- [What is expected]: Within the material below, tally every line that holds the word "title", then give the tally and nothing more.

-- Given data follows --

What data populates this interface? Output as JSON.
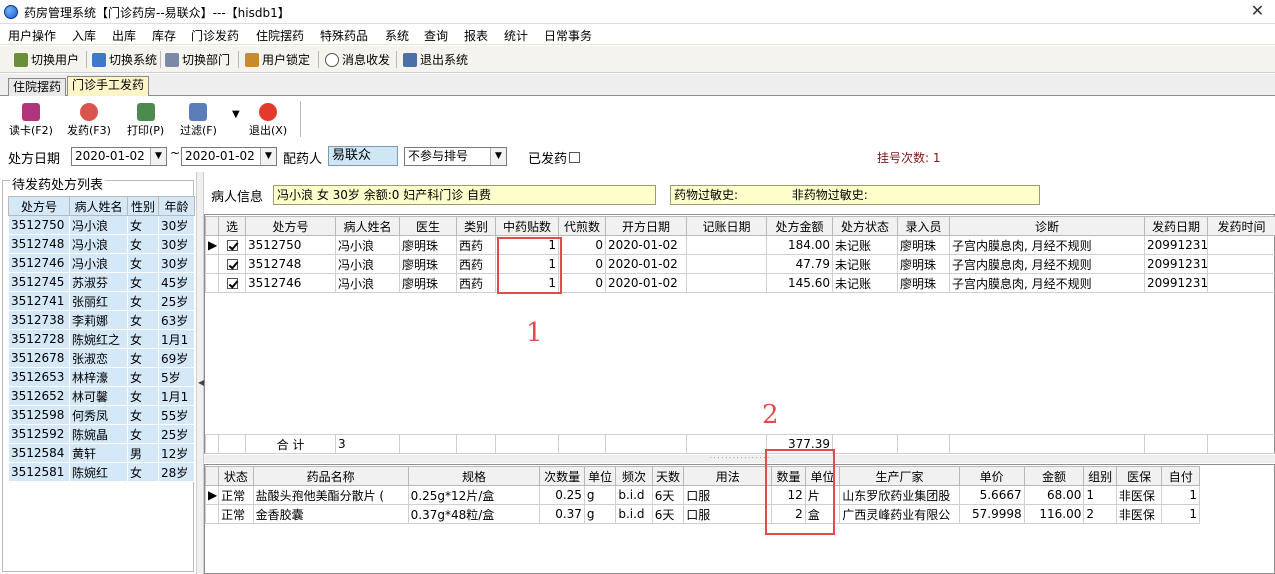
{
  "window": {
    "title": "药房管理系统【门诊药房--易联众】---【hisdb1】",
    "close_glyph": "✕"
  },
  "menu": [
    "用户操作",
    "入库",
    "出库",
    "库存",
    "门诊发药",
    "住院摆药",
    "特殊药品",
    "系统",
    "查询",
    "报表",
    "统计",
    "日常事务"
  ],
  "toolbar": [
    "切换用户",
    "切换系统",
    "切换部门",
    "用户锁定",
    "消息收发",
    "退出系统"
  ],
  "tabs": [
    "住院摆药",
    "门诊手工发药"
  ],
  "actions": {
    "read_card": "读卡(F2)",
    "dispense": "发药(F3)",
    "print": "打印(P)",
    "filter": "过滤(F)",
    "exit": "退出(X)"
  },
  "filters": {
    "date_label": "处方日期",
    "date_from": "2020-01-02",
    "tilde": "~",
    "date_to": "2020-01-02",
    "pharmacist_label": "配药人",
    "pharmacist": "易联众",
    "queue_option": "不参与排号",
    "dispensed_label": "已发药",
    "reg_count": "挂号次数: 1"
  },
  "left": {
    "title": "待发药处方列表",
    "columns": [
      "处方号",
      "病人姓名",
      "性别",
      "年龄"
    ],
    "rows": [
      [
        "3512750",
        "冯小浪",
        "女",
        "30岁"
      ],
      [
        "3512748",
        "冯小浪",
        "女",
        "30岁"
      ],
      [
        "3512746",
        "冯小浪",
        "女",
        "30岁"
      ],
      [
        "3512745",
        "苏淑芬",
        "女",
        "45岁"
      ],
      [
        "3512741",
        "张丽红",
        "女",
        "25岁"
      ],
      [
        "3512738",
        "李莉娜",
        "女",
        "63岁"
      ],
      [
        "3512728",
        "陈婉红之",
        "女",
        "1月1"
      ],
      [
        "3512678",
        "张淑恋",
        "女",
        "69岁"
      ],
      [
        "3512653",
        "林梓濠",
        "女",
        "5岁"
      ],
      [
        "3512652",
        "林可馨",
        "女",
        "1月1"
      ],
      [
        "3512598",
        "何秀凤",
        "女",
        "55岁"
      ],
      [
        "3512592",
        "陈婉晶",
        "女",
        "25岁"
      ],
      [
        "3512584",
        "黄轩",
        "男",
        "12岁"
      ],
      [
        "3512581",
        "陈婉红",
        "女",
        "28岁"
      ]
    ]
  },
  "patient": {
    "label": "病人信息",
    "info": "冯小浪  女 30岁 余额:0 妇产科门诊 自费",
    "allergy": "药物过敏史:",
    "non_allergy": "非药物过敏史:"
  },
  "rx": {
    "columns": [
      "选",
      "处方号",
      "病人姓名",
      "医生",
      "类别",
      "中药贴数",
      "代煎数",
      "开方日期",
      "记账日期",
      "处方金额",
      "处方状态",
      "录入员",
      "诊断",
      "发药日期",
      "发药时间"
    ],
    "rows": [
      {
        "no": "3512750",
        "name": "冯小浪",
        "doctor": "廖明珠",
        "type": "西药",
        "tie": "1",
        "decoct": "0",
        "date": "2020-01-02",
        "amount": "184.00",
        "status": "未记账",
        "clerk": "廖明珠",
        "diag": "子宫内膜息肉, 月经不规则",
        "disp_date": "20991231"
      },
      {
        "no": "3512748",
        "name": "冯小浪",
        "doctor": "廖明珠",
        "type": "西药",
        "tie": "1",
        "decoct": "0",
        "date": "2020-01-02",
        "amount": "47.79",
        "status": "未记账",
        "clerk": "廖明珠",
        "diag": "子宫内膜息肉, 月经不规则",
        "disp_date": "20991231"
      },
      {
        "no": "3512746",
        "name": "冯小浪",
        "doctor": "廖明珠",
        "type": "西药",
        "tie": "1",
        "decoct": "0",
        "date": "2020-01-02",
        "amount": "145.60",
        "status": "未记账",
        "clerk": "廖明珠",
        "diag": "子宫内膜息肉, 月经不规则",
        "disp_date": "20991231"
      }
    ],
    "total_label": "合  计",
    "total_count": "3",
    "total_amount": "377.39"
  },
  "drug": {
    "columns": [
      "状态",
      "药品名称",
      "规格",
      "次数量",
      "单位",
      "频次",
      "天数",
      "用法",
      "数量",
      "单位",
      "生产厂家",
      "单价",
      "金额",
      "组别",
      "医保",
      "自付"
    ],
    "rows": [
      [
        "正常",
        "盐酸头孢他美酯分散片 (",
        "0.25g*12片/盒",
        "0.25",
        "g",
        "b.i.d",
        "6天",
        "口服",
        "12",
        "片",
        "山东罗欣药业集团股",
        "5.6667",
        "68.00",
        "1",
        "非医保",
        "1"
      ],
      [
        "正常",
        "金香胶囊",
        "0.37g*48粒/盒",
        "0.37",
        "g",
        "b.i.d",
        "6天",
        "口服",
        "2",
        "盒",
        "广西灵峰药业有限公",
        "57.9998",
        "116.00",
        "2",
        "非医保",
        "1"
      ]
    ]
  },
  "annotations": {
    "mark1": "1",
    "mark2": "2"
  }
}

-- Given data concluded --

- [Reply to the exercise]: 2